Fresh Talks To Cover More Bus Routes, Siachen
7 May 2005
New Delhi: India has announced a new series of talks with Pakistan, including meetings next week over the launch of new bus services and later in May over several long-running boundary disputes. 'Technical level talks' on a proposed bus service between India's holy Sikh city of Amritsar and Lahore in Pakistan would get underway on Tuesday in Lahore, external affairs ministry spokesman Navtej Sarna said here on Thursday. The two sides would also be considering a possible service from India to the Sikh shrine of Nankana Sahib in Pakistan, Sarna said. The Indian and Pakistani defence secretaries would meet in Islamabad May 25-26 for talks on the disputed Siachen glacier, the scene of a bloody clash between the neighbours in 1987, the spokesman said. India and Pakistan are engaged in a raft of talks on confidence-building measures at the same time as seeking to settle their festering dispute over Jammu and Kashmir. India's announcement of new talks followed a visit to New Delhi last month by Pakistani President Pervez Musharraf during which the countries declared their 15-month-old peace process was 'irreversible.' Measures to build closer ties are opposed by rebels waging a 15-year-old battle against New Delhi's rule in Kashmir. The rebels see the moves as a bid to sideline the separatist cause by allowing greater people-to- people contact in the divided region. In a joint statement last month in New Delhi, Musharraf and Prime Minister Manmohan Singh pledged to find a solution to the dispute over the Himalayan glacier of Siachen.

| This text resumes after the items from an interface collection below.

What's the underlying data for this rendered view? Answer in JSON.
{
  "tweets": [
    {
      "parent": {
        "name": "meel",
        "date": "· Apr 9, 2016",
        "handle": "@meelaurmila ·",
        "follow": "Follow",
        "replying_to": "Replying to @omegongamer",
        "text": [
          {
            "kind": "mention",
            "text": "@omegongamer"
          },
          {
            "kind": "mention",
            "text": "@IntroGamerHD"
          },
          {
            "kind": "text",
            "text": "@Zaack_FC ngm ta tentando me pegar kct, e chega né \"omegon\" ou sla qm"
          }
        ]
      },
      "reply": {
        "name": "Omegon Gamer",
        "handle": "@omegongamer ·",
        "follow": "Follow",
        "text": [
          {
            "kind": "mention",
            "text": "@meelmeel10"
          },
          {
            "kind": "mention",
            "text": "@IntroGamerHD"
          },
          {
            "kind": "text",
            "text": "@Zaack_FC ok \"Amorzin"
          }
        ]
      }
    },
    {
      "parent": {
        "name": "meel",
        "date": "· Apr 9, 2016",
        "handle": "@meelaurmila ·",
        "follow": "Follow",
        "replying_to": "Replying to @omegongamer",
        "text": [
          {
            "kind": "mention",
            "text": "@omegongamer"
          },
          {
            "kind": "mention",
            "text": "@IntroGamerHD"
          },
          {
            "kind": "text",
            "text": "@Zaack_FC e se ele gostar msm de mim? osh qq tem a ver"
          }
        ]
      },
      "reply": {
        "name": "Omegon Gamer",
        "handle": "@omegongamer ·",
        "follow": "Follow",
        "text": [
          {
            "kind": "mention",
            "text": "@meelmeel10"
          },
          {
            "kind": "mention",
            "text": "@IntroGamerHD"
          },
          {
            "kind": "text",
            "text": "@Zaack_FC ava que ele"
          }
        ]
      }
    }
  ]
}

They also vowed to re-start efforts to end differences over maritime boundaries in the strategic Sir Creek marshlands off India's western Gujarat state. Sarna said the neighbours would hold two days of talks starting on May 27 in Islamabad on the Sir Creek row. Islamabad would also host talks next week between Indian coastguards and the Pakistan maritime agency to build better communications, he said. 'This is one of the confidence-building measures,' Sarna said. India last month published a slate of 72 proposals - some old, some new - to spur trust between the countries. The two countries are also seeking to work out a way to withdraw forces from the 21,000ft Siachen glacier, the world's highest battlefield. Musharraf said on his Indian visit the neighbours should end their dispute over the icy wasteland, where extreme cold has killed more soldiers than enemy fire, so scientists can research effects of global warming on the glacier. India and Pakistan refuse to disclose how many troops they have on Siachen, a deployment that is hugely costly for both sides. But military sources believe Pakistan has 3,000 soldiers on the glacier and that India has 7,000. Thursday's announcement of talks on the proposed bus services coincided with the third run of the trans-Kashmir bus linking Srinagar and Muzaffarabad, capital of Pakistan-ruled Kashmir. Two buses arrived in Srinagar and another two reached Muzaffarabad. The route was checked before Thursday's service and police and soldiers manned the entire 118km stretch of road between Srinagar and Kaman Post on the ceasefire Line of Control. 'Before the buses set off, the road was searched for hidden landmines and boobytraps by bomb squads and sniffer dogs,' police said. The green and white buses that left Srinagar carried 37 passengers on the four- hour journey to the heavily militarised ceasefire line, police there said. The buses from Muzaffarabad had 41. The buses take passengers up to the Line of Control but do not cross the divide. Passengers walk across a bridge over the Jhelum river and board new buses to reach the respective capitals. Militants and hardline separatists fear the bus service signals a move to a 'soft border' and could sideline the separatist cause by allowing greater people-to-people contact. Since the launch of the service, more than 100 militants have been killed in Kashmir in scores of clashes with troops. More than 50 civilians and security officials were also killed in the same period.